Extracted data
----------

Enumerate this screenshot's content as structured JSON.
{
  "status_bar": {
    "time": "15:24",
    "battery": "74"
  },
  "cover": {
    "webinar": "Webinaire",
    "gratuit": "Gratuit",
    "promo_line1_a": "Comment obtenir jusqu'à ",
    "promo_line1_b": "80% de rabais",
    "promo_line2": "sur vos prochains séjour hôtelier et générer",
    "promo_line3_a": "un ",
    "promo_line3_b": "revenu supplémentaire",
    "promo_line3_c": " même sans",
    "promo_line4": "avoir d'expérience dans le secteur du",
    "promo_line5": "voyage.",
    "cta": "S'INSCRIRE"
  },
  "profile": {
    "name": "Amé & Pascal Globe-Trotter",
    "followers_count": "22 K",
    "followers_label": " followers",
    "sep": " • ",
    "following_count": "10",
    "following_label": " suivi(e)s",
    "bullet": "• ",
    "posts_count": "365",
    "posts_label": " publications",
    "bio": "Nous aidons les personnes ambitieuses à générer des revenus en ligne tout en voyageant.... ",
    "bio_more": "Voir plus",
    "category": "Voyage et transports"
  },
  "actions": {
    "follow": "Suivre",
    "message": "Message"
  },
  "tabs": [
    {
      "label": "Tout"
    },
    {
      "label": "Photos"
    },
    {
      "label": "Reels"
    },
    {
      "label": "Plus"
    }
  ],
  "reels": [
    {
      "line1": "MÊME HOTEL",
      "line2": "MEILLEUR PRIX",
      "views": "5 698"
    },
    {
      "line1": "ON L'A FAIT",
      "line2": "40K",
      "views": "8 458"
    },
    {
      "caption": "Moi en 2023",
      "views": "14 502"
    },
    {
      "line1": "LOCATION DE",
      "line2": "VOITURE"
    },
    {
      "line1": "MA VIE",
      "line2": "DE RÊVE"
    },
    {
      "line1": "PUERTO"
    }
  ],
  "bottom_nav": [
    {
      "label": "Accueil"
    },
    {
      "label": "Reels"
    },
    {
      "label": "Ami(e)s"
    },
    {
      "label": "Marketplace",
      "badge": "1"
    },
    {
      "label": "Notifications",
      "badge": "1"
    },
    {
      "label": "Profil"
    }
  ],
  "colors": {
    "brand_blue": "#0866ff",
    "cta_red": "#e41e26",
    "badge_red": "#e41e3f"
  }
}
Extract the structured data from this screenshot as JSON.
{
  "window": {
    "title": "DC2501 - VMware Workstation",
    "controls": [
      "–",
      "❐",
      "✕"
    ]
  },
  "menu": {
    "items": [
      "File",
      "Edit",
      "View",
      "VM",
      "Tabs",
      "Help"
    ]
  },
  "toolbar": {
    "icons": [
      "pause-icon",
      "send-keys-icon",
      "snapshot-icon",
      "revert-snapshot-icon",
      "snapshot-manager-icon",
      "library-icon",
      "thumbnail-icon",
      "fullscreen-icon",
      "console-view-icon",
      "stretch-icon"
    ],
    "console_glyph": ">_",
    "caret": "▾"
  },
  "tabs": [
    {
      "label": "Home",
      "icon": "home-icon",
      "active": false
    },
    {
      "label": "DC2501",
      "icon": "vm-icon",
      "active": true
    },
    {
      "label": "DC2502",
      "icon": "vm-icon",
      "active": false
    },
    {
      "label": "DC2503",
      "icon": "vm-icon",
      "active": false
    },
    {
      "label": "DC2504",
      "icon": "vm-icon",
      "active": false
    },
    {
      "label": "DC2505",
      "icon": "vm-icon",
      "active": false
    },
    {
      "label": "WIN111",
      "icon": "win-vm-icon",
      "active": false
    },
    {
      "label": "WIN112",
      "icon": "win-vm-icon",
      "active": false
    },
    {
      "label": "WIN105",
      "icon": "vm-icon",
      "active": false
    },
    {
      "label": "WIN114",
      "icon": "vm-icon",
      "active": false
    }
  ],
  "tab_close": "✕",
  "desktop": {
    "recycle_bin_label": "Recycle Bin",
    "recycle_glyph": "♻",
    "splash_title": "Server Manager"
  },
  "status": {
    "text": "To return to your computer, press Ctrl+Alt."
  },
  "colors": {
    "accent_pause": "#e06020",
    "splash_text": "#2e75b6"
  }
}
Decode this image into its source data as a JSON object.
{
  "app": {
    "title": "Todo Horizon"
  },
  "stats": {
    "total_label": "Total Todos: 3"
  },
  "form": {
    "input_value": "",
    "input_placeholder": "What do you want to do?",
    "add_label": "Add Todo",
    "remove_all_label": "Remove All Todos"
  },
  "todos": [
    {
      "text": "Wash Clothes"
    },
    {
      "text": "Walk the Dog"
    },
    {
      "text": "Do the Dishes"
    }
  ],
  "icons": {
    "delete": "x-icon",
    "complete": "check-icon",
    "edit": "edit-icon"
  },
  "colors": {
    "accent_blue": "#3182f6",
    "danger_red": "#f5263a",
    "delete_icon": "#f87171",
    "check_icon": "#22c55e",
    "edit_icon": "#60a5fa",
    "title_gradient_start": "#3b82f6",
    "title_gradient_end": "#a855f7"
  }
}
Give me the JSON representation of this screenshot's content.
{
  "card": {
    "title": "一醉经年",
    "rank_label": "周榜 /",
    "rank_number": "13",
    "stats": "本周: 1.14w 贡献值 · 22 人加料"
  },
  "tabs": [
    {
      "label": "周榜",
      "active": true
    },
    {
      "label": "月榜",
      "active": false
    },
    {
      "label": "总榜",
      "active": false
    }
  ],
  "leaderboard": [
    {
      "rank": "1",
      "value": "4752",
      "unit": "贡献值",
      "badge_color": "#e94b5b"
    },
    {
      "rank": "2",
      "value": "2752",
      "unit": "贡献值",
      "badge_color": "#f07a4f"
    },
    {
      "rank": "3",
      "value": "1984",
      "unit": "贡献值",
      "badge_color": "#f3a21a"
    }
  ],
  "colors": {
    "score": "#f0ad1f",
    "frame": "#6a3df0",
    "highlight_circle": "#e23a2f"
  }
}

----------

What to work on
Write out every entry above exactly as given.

Response to the exercise
Enumerate this screenshot's content as structured JSON.
{
  "status_bar": {
    "time": "15:24",
    "battery": "74"
  },
  "cover": {
    "webinar": "Webinaire",
    "gratuit": "Gratuit",
    "promo_line1_a": "Comment obtenir jusqu'à ",
    "promo_line1_b": "80% de rabais",
    "promo_line2": "sur vos prochains séjour hôtelier et générer",
    "promo_line3_a": "un ",
    "promo_line3_b": "revenu supplémentaire",
    "promo_line3_c": " même sans",
    "promo_line4": "avoir d'expérience dans le secteur du",
    "promo_line5": "voyage.",
    "cta": "S'INSCRIRE"
  },
  "profile": {
    "name": "Amé & Pascal Globe-Trotter",
    "followers_count": "22 K",
    "followers_label": " followers",
    "sep": " • ",
    "following_count": "10",
    "following_label": " suivi(e)s",
    "bullet": "• ",
    "posts_count": "365",
    "posts_label": " publications",
    "bio": "Nous aidons les personnes ambitieuses à générer des revenus en ligne tout en voyageant.... ",
    "bio_more": "Voir plus",
    "category": "Voyage et transports"
  },
  "actions": {
    "follow": "Suivre",
    "message": "Message"
  },
  "tabs": [
    {
      "label": "Tout"
    },
    {
      "label": "Photos"
    },
    {
      "label": "Reels"
    },
    {
      "label": "Plus"
    }
  ],
  "reels": [
    {
      "line1": "MÊME HOTEL",
      "line2": "MEILLEUR PRIX",
      "views": "5 698"
    },
    {
      "line1": "ON L'A FAIT",
      "line2": "40K",
      "views": "8 458"
    },
    {
      "caption": "Moi en 2023",
      "views": "14 502"
    },
    {
      "line1": "LOCATION DE",
      "line2": "VOITURE"
    },
    {
      "line1": "MA VIE",
      "line2": "DE RÊVE"
    },
    {
      "line1": "PUERTO"
    }
  ],
  "bottom_nav": [
    {
      "label": "Accueil"
    },
    {
      "label": "Reels"
    },
    {
      "label": "Ami(e)s"
    },
    {
      "label": "Marketplace",
      "badge": "1"
    },
    {
      "label": "Notifications",
      "badge": "1"
    },
    {
      "label": "Profil"
    }
  ],
  "colors": {
    "brand_blue": "#0866ff",
    "cta_red": "#e41e26",
    "badge_red": "#e41e3f"
  }
}
Extract the structured data from this screenshot as JSON.
{
  "window": {
    "title": "DC2501 - VMware Workstation",
    "controls": [
      "–",
      "❐",
      "✕"
    ]
  },
  "menu": {
    "items": [
      "File",
      "Edit",
      "View",
      "VM",
      "Tabs",
      "Help"
    ]
  },
  "toolbar": {
    "icons": [
      "pause-icon",
      "send-keys-icon",
      "snapshot-icon",
      "revert-snapshot-icon",
      "snapshot-manager-icon",
      "library-icon",
      "thumbnail-icon",
      "fullscreen-icon",
      "console-view-icon",
      "stretch-icon"
    ],
    "console_glyph": ">_",
    "caret": "▾"
  },
  "tabs": [
    {
      "label": "Home",
      "icon": "home-icon",
      "active": false
    },
    {
      "label": "DC2501",
      "icon": "vm-icon",
      "active": true
    },
    {
      "label": "DC2502",
      "icon": "vm-icon",
      "active": false
    },
    {
      "label": "DC2503",
      "icon": "vm-icon",
      "active": false
    },
    {
      "label": "DC2504",
      "icon": "vm-icon",
      "active": false
    },
    {
      "label": "DC2505",
      "icon": "vm-icon",
      "active": false
    },
    {
      "label": "WIN111",
      "icon": "win-vm-icon",
      "active": false
    },
    {
      "label": "WIN112",
      "icon": "win-vm-icon",
      "active": false
    },
    {
      "label": "WIN105",
      "icon": "vm-icon",
      "active": false
    },
    {
      "label": "WIN114",
      "icon": "vm-icon",
      "active": false
    }
  ],
  "tab_close": "✕",
  "desktop": {
    "recycle_bin_label": "Recycle Bin",
    "recycle_glyph": "♻",
    "splash_title": "Server Manager"
  },
  "status": {
    "text": "To return to your computer, press Ctrl+Alt."
  },
  "colors": {
    "accent_pause": "#e06020",
    "splash_text": "#2e75b6"
  }
}
Decode this image into its source data as a JSON object.
{
  "app": {
    "title": "Todo Horizon"
  },
  "stats": {
    "total_label": "Total Todos: 3"
  },
  "form": {
    "input_value": "",
    "input_placeholder": "What do you want to do?",
    "add_label": "Add Todo",
    "remove_all_label": "Remove All Todos"
  },
  "todos": [
    {
      "text": "Wash Clothes"
    },
    {
      "text": "Walk the Dog"
    },
    {
      "text": "Do the Dishes"
    }
  ],
  "icons": {
    "delete": "x-icon",
    "complete": "check-icon",
    "edit": "edit-icon"
  },
  "colors": {
    "accent_blue": "#3182f6",
    "danger_red": "#f5263a",
    "delete_icon": "#f87171",
    "check_icon": "#22c55e",
    "edit_icon": "#60a5fa",
    "title_gradient_start": "#3b82f6",
    "title_gradient_end": "#a855f7"
  }
}
Give me the JSON representation of this screenshot's content.
{
  "card": {
    "title": "一醉经年",
    "rank_label": "周榜 /",
    "rank_number": "13",
    "stats": "本周: 1.14w 贡献值 · 22 人加料"
  },
  "tabs": [
    {
      "label": "周榜",
      "active": true
    },
    {
      "label": "月榜",
      "active": false
    },
    {
      "label": "总榜",
      "active": false
    }
  ],
  "leaderboard": [
    {
      "rank": "1",
      "value": "4752",
      "unit": "贡献值",
      "badge_color": "#e94b5b"
    },
    {
      "rank": "2",
      "value": "2752",
      "unit": "贡献值",
      "badge_color": "#f07a4f"
    },
    {
      "rank": "3",
      "value": "1984",
      "unit": "贡献值",
      "badge_color": "#f3a21a"
    }
  ],
  "colors": {
    "score": "#f0ad1f",
    "frame": "#6a3df0",
    "highlight_circle": "#e23a2f"
  }
}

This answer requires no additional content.